[Problem description]
Nothing but the data below, returned exactly, should appear in the answer.

[Data section]

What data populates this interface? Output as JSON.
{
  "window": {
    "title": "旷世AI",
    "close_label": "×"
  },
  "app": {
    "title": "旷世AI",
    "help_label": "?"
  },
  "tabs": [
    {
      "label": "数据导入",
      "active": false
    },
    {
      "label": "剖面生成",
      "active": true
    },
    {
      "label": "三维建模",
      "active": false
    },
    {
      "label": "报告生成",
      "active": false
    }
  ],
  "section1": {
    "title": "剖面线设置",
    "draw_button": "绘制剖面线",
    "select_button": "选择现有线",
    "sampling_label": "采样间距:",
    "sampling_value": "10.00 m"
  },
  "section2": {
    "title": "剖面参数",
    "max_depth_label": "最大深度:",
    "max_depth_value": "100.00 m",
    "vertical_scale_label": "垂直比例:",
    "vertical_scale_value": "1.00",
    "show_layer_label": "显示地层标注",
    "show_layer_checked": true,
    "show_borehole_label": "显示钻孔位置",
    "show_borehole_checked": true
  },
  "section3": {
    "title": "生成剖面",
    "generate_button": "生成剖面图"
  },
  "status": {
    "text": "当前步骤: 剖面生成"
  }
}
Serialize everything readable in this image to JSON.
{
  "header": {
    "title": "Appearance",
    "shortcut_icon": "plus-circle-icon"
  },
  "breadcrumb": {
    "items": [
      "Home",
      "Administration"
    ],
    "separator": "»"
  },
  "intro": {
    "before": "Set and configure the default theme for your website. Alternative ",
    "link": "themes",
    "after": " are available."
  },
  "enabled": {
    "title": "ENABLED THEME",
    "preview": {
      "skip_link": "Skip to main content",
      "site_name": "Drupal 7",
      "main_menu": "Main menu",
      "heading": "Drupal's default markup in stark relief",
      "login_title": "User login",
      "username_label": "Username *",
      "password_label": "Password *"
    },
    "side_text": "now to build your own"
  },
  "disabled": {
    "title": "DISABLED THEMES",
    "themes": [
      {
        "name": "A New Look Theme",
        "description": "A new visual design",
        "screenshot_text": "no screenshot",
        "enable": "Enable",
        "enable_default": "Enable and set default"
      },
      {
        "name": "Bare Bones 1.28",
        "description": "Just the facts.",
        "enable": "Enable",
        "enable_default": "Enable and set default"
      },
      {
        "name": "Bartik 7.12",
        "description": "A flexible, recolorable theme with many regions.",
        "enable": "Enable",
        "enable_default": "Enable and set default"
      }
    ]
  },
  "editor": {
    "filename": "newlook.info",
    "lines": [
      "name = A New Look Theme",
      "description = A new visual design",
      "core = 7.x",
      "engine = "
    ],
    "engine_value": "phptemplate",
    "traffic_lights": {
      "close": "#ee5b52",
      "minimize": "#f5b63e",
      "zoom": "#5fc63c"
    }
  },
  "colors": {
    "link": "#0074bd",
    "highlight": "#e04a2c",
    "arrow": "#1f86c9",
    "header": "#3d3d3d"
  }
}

[Answer box]
What data populates this interface? Output as JSON.
{
  "window": {
    "title": "旷世AI",
    "close_label": "×"
  },
  "app": {
    "title": "旷世AI",
    "help_label": "?"
  },
  "tabs": [
    {
      "label": "数据导入",
      "active": false
    },
    {
      "label": "剖面生成",
      "active": true
    },
    {
      "label": "三维建模",
      "active": false
    },
    {
      "label": "报告生成",
      "active": false
    }
  ],
  "section1": {
    "title": "剖面线设置",
    "draw_button": "绘制剖面线",
    "select_button": "选择现有线",
    "sampling_label": "采样间距:",
    "sampling_value": "10.00 m"
  },
  "section2": {
    "title": "剖面参数",
    "max_depth_label": "最大深度:",
    "max_depth_value": "100.00 m",
    "vertical_scale_label": "垂直比例:",
    "vertical_scale_value": "1.00",
    "show_layer_label": "显示地层标注",
    "show_layer_checked": true,
    "show_borehole_label": "显示钻孔位置",
    "show_borehole_checked": true
  },
  "section3": {
    "title": "生成剖面",
    "generate_button": "生成剖面图"
  },
  "status": {
    "text": "当前步骤: 剖面生成"
  }
}
Serialize everything readable in this image to JSON.
{
  "header": {
    "title": "Appearance",
    "shortcut_icon": "plus-circle-icon"
  },
  "breadcrumb": {
    "items": [
      "Home",
      "Administration"
    ],
    "separator": "»"
  },
  "intro": {
    "before": "Set and configure the default theme for your website. Alternative ",
    "link": "themes",
    "after": " are available."
  },
  "enabled": {
    "title": "ENABLED THEME",
    "preview": {
      "skip_link": "Skip to main content",
      "site_name": "Drupal 7",
      "main_menu": "Main menu",
      "heading": "Drupal's default markup in stark relief",
      "login_title": "User login",
      "username_label": "Username *",
      "password_label": "Password *"
    },
    "side_text": "now to build your own"
  },
  "disabled": {
    "title": "DISABLED THEMES",
    "themes": [
      {
        "name": "A New Look Theme",
        "description": "A new visual design",
        "screenshot_text": "no screenshot",
        "enable": "Enable",
        "enable_default": "Enable and set default"
      },
      {
        "name": "Bare Bones 1.28",
        "description": "Just the facts.",
        "enable": "Enable",
        "enable_default": "Enable and set default"
      },
      {
        "name": "Bartik 7.12",
        "description": "A flexible, recolorable theme with many regions.",
        "enable": "Enable",
        "enable_default": "Enable and set default"
      }
    ]
  },
  "editor": {
    "filename": "newlook.info",
    "lines": [
      "name = A New Look Theme",
      "description = A new visual design",
      "core = 7.x",
      "engine = "
    ],
    "engine_value": "phptemplate",
    "traffic_lights": {
      "close": "#ee5b52",
      "minimize": "#f5b63e",
      "zoom": "#5fc63c"
    }
  },
  "colors": {
    "link": "#0074bd",
    "highlight": "#e04a2c",
    "arrow": "#1f86c9",
    "header": "#3d3d3d"
  }
}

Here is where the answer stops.